  19. 19. Applications4. Chemical kinetics•Kinetics of reaction can also be studied usingUV spectroscopy.
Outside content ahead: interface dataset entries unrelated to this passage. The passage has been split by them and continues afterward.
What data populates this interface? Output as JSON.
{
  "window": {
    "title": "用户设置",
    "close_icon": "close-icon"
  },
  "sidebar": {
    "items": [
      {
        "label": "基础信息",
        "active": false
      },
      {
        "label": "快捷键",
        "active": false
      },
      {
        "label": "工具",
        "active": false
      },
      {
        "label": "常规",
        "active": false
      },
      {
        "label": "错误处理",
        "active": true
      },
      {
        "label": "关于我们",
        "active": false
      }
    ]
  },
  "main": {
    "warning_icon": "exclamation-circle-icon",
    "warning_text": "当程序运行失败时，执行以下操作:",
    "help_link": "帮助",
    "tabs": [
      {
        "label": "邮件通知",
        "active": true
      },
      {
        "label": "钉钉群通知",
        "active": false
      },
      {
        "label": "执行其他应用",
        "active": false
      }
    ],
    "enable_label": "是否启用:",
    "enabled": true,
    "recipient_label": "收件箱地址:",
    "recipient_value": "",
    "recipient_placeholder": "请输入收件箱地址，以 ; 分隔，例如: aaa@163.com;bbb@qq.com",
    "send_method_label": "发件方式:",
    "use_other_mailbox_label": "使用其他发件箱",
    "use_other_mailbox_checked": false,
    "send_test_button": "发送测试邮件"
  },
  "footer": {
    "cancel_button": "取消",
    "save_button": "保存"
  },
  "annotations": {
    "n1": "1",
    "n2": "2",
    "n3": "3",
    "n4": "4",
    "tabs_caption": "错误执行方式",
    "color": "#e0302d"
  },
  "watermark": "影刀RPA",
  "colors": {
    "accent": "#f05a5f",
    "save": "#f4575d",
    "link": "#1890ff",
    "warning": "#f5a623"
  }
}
The UV radiation is passedthrough the reaction cell and the absorbancechanges can be observed.[7]19
  20. 20. Applications5. Detection of Functional Groups•Absence of a band at particular wavelengthregarded as an evidence for absence of particulargroup [5]20
  21. 21. Applications6. Molecular weight determination•Molecular weights of compounds can bemeasured spectrophotometrically by preparing thesuitable derivatives of these compounds.•For example, if we want to determinethe molecular weight of amine then it is convertedin to amine picrate. [7]21
  22. 22. References[1] The principles of use of a spectrophotometer and its application inthe measurement of dental shades[2003][2] Chapter 11 Spectrophotometer[3] Fundamentals of UV-visible spectroscopy, Tony Owen, 1996[4] UV/Visible Spectrophotometer, Mecasys Co., Ltd. , Mar2006[5] Spectrophotometry FUNDAMENTALS (Chapters 17, 19, 20), Dr. G.Van Biesen, Win2011[6][7] UNIT: Spectrophotometry, Clinical Chemistry Lab Manual22